|Reading 1||Response||Reading 2||Gospel|
|Zec 9:9-10||Ps 145:1-2, 8-9, 10-11, 13-14||Rom 8:9, 11-13||Mt 11:25-30|
Jesus’ invitation to everyone
In Ordinary time the Lectionary invites RCIA participants and the believing community to hear and to reflect on Jesus’ teachings from his everyday ministry. This week’s readings focus on Jesus and his invitation to come to him.
In the first reading, Zechariah describes a just and humble savior who arrives riding on a donkey (Gn 49:11; Jgs 5:10; 10:4). The evangelists (Mt 21:4-5; Jn 12:14-15) apply this prophecy to Jesus’ entry into Jerusalem. The Lectionary editors chose this reading to match today’s gospel in which Jesus describes himself as “meek and humble of heart.”
In the second reading’s letter to the Romans, Paul uses a Jewish concept to describe the human condition. The Greek word σάρξ (SARKS), here translated as “flesh,” also means “the body” or “humanness” itself. Jewish people understood this word to mean “the whole human person.” In the same way, the Greek word πνεῦμα (pNYOO-mah) means both “spirit” as well as “God’s animating force that makes someone alive.” Paul, a Jew, understands that the body (σάρξ) is subject to sin and death, while the spirit (πνεῦμα) is our connection to God. To live only in the flesh or the body (σάρξ) is a death sentence; but to live in the spirit (πνεῦμα) supersedes death and gives us eternal life.
In the gospel, Matthew’s chapters 11 and 12 report the growing opposition to Jesus, focusing on disputes about faith and discipleship.

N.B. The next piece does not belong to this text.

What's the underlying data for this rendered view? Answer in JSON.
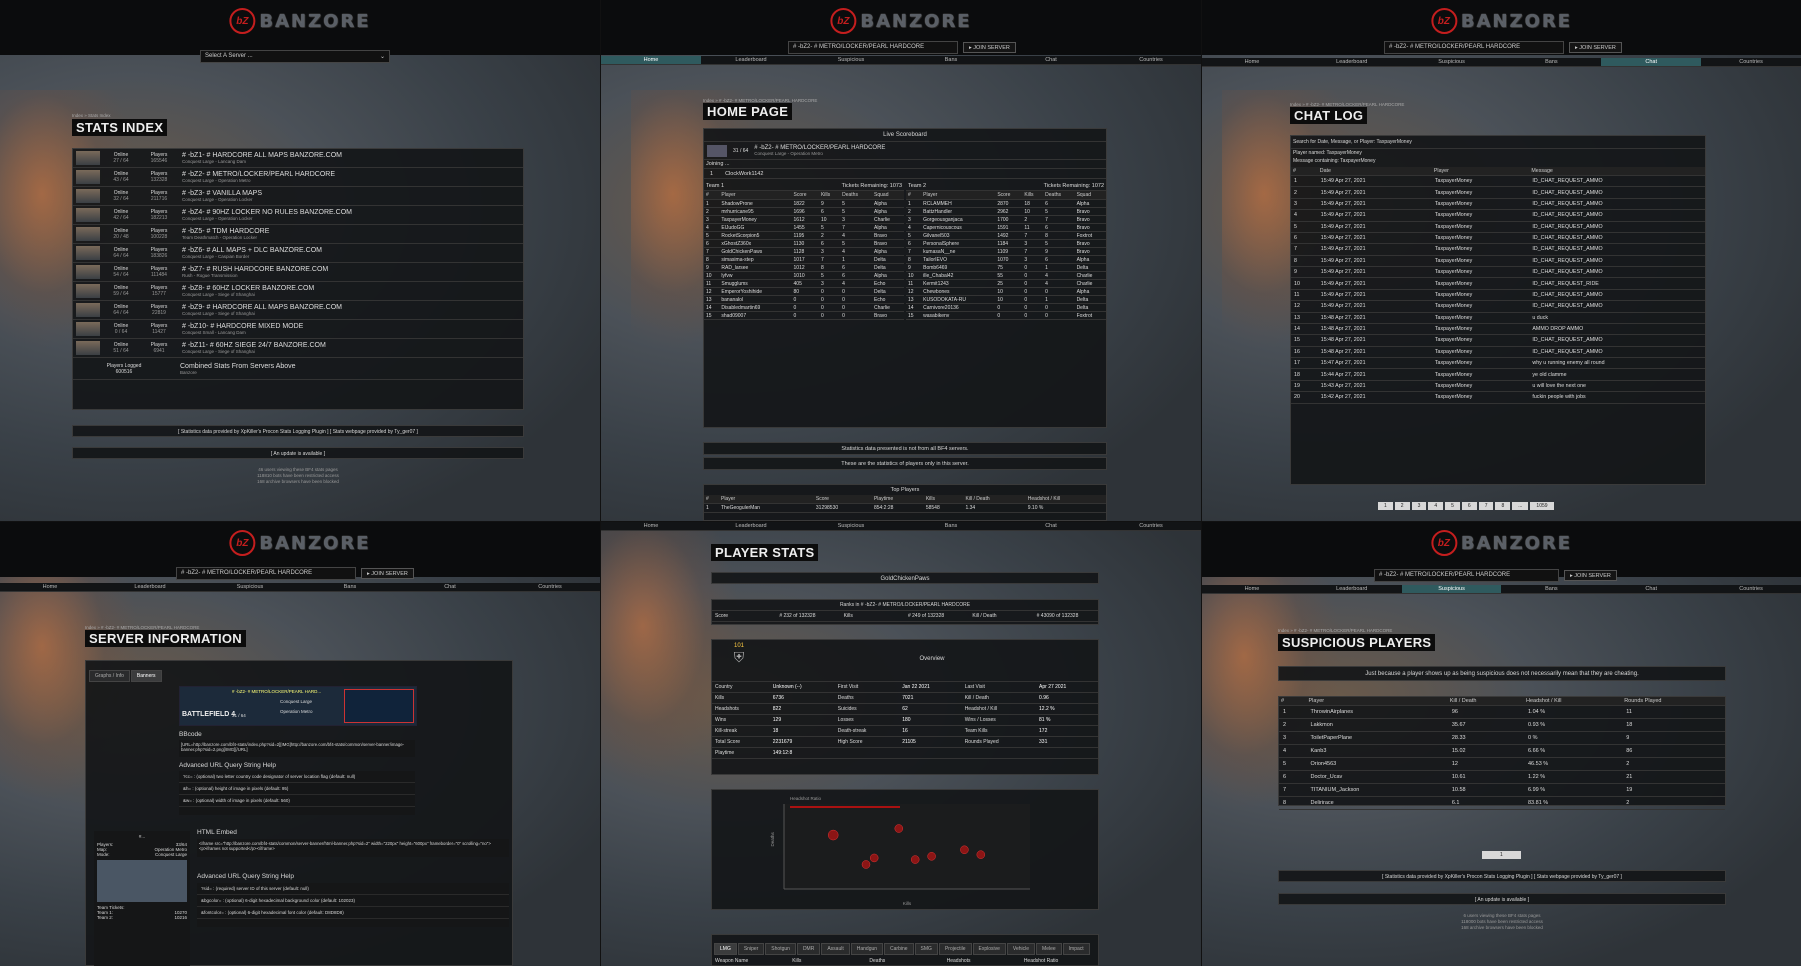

Today’s reading from chapter 11 has two parts: Jesus’ relationship with his Father, and Jesus’ invitation to come to him.
- Relationship of Father and Son. Jesus again describes his special relationship to the Father, and promises to share this relationship with everyone. The Father has hidden the kingdom’s revelation from the learned (the Pharisees) because they rejected Jesus’ teaching. The childlike (literally “infants”) hear Jesus’ message; Jesus reveals God’s kingdom to them. What the Father handed over to the Son, the Son reveals to those whom he wishes.
- Invitation to discipleship. Jesus closes his teachings with a call for disciples. In Hebrew scripture and its rabbinic interpretation, a yoke is a metaphor for religious instruction. The Pharisees’ yoke consisted of 613 commandments. Jesus’ yoke consisted of his teachings and his way of life. In his invitation, Jesus emphasizes that discipleship is not effortless, but it is achievable. He promises that those who take on the work of bringing God’s kingdom will have rest.
Today’s readings ask the believing community to examine our discipleship. In baptism we accepted Jesus’ invitation to follow him. Discipleship requires work; the disciple’s work is to bring God’s kingdom. Jesus teaches his disciples to bring God’s kingdom with humility. Have we learned the ways of God’s kingdom, or do we preach our own kingdom? Do we bring God’s kingdom to everyone through humble service to others, or do we bring our own kingdom to only the ones we choose?